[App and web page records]
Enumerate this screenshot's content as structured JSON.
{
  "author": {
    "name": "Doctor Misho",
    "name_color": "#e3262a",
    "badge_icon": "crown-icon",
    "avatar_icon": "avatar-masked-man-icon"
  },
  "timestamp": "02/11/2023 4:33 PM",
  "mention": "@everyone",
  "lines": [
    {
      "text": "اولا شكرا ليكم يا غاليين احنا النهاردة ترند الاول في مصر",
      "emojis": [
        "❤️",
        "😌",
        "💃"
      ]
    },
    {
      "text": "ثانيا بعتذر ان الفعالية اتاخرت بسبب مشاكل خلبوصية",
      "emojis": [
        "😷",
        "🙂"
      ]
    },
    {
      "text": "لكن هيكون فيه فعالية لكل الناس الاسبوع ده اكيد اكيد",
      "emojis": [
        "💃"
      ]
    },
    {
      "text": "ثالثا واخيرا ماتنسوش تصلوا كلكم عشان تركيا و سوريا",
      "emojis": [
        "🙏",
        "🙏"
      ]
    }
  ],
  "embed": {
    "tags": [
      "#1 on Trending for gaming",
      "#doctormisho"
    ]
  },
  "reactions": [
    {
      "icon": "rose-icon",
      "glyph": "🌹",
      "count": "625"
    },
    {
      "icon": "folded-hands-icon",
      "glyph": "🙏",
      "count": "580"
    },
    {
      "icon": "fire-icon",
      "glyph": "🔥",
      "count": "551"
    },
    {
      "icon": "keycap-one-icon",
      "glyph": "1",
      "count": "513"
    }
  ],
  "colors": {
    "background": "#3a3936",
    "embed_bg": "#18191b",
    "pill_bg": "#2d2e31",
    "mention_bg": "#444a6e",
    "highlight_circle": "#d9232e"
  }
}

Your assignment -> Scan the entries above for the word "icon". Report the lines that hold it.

Your solution ->
    "badge_icon": "crown-icon",
    "avatar_icon": "avatar-masked-man-icon"
      "icon": "rose-icon",
      "icon": "folded-hands-icon",
      "icon": "fire-icon",
      "icon": "keycap-one-icon",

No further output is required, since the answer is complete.